FACTS AND FIGURES - My genius moment was when I made a timeline for my daughter for American Girl and compared it to a timeline for our family. American Girl is a fabulous way to teach girls about history. They seem to make great pains to be historically accurate. Their stories and characters are engaging. As my daughter read their books and learned about the colonial era, Victorian etc. I added girls to the line in their proper chronological spots. I then added my parents right after American Girl "Molly" and myself right after American Girl "Julie." For three years now, I have referred back to that timeline to explain history to my daughter. How the world has changed, how American life has changed, and how the role of women has changed. Facts and figures are based around fiction stories my daughter adores. I try to hammer home the difference between truth and fiction and discuss the way her books make imaginative stories more wonderful with a history backdrop. (An online friend and I have been lamenting that they need a similarly engaging series for boys.)
REINFORCEMENT - Learning at school, going to a museum, talking about my childhood, looking at old pictures, etc.,etc. It all reinforces everything else we do that surrounds the "study" of history. The more exposure a child has to ideas of history the better. The more often we point to something in the present and relate it to the past, the more a child understand and learns to love history. Here's another example: Hello Kitty just celebrated her 35th anniversary and my daughter got a special celebration doll from a birthday party recently. I turned it into a short history lesson. "Well, I was five then and Hello Kitty wasn't popular with me yet, but I liked Holly Hobby...let's go read about her and let's see what else was happening in the world then...let's go ask grandma what toys she played with as a kid...I wonder what they played with one hundred years earlier in American Girl Kirsten's time..."

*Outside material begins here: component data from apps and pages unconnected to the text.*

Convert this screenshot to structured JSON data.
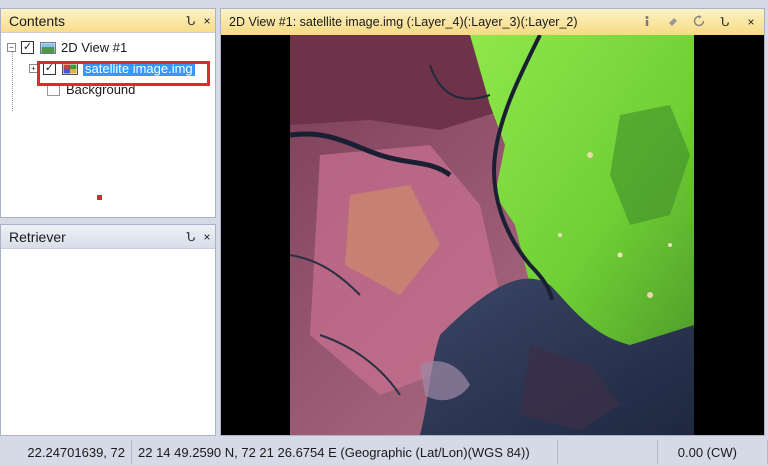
{
  "contents_panel": {
    "title": "Contents",
    "pin_glyph": "Ն",
    "close_glyph": "×",
    "tree": {
      "view_label": "2D View #1",
      "view_expander": "−",
      "view_checked": "✓",
      "layer_label": "satellite image.img",
      "layer_expander": "+",
      "layer_checked": "✓",
      "background_label": "Background"
    }
  },
  "retriever_panel": {
    "title": "Retriever",
    "pin_glyph": "Ն",
    "close_glyph": "×"
  },
  "view": {
    "title": "2D View #1: satellite image.img (:Layer_4)(:Layer_3)(:Layer_2)",
    "buttons": {
      "pin": "Ն",
      "close": "×"
    }
  },
  "status_bar": {
    "coordinate_decimal": "22.24701639, 72",
    "coordinate_dms": "22 14 49.2590 N,  72 21 26.6754 E (Geographic (Lat/Lon)(WGS 84))",
    "blank": "",
    "rotation": "0.00 (CW)"
  },
  "colors": {
    "header_accent": "#f8dd8a",
    "selection": "#3399ff",
    "highlight_outline": "#e0282e"
  }
}
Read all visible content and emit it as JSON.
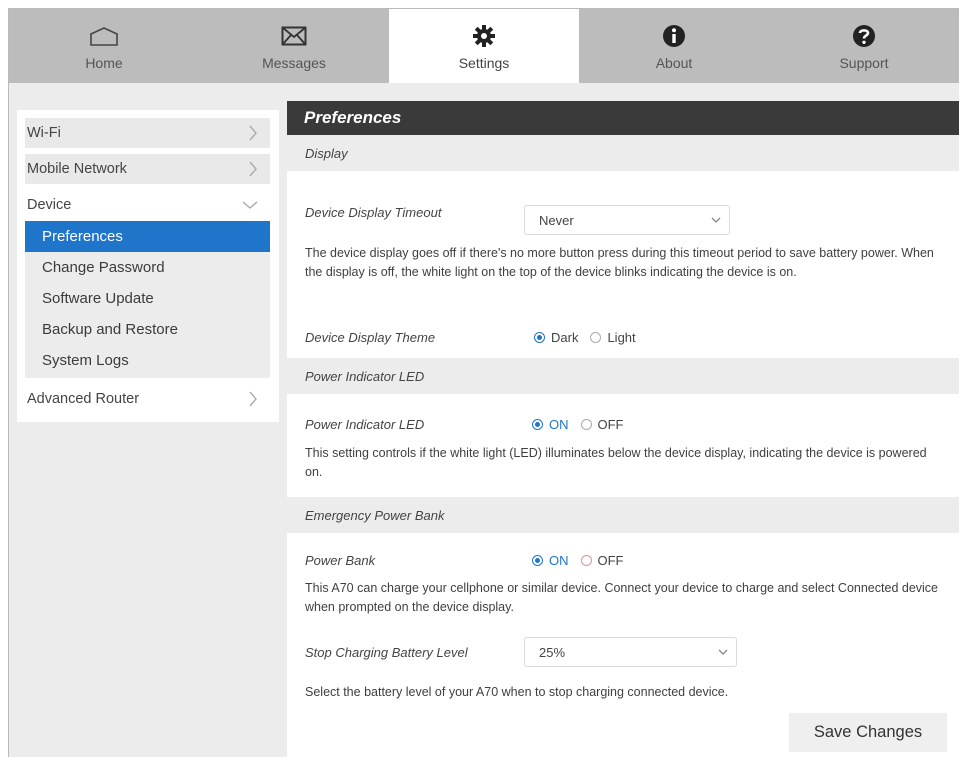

Make it fun. Be imaginative. They really will get it and appreciate the past.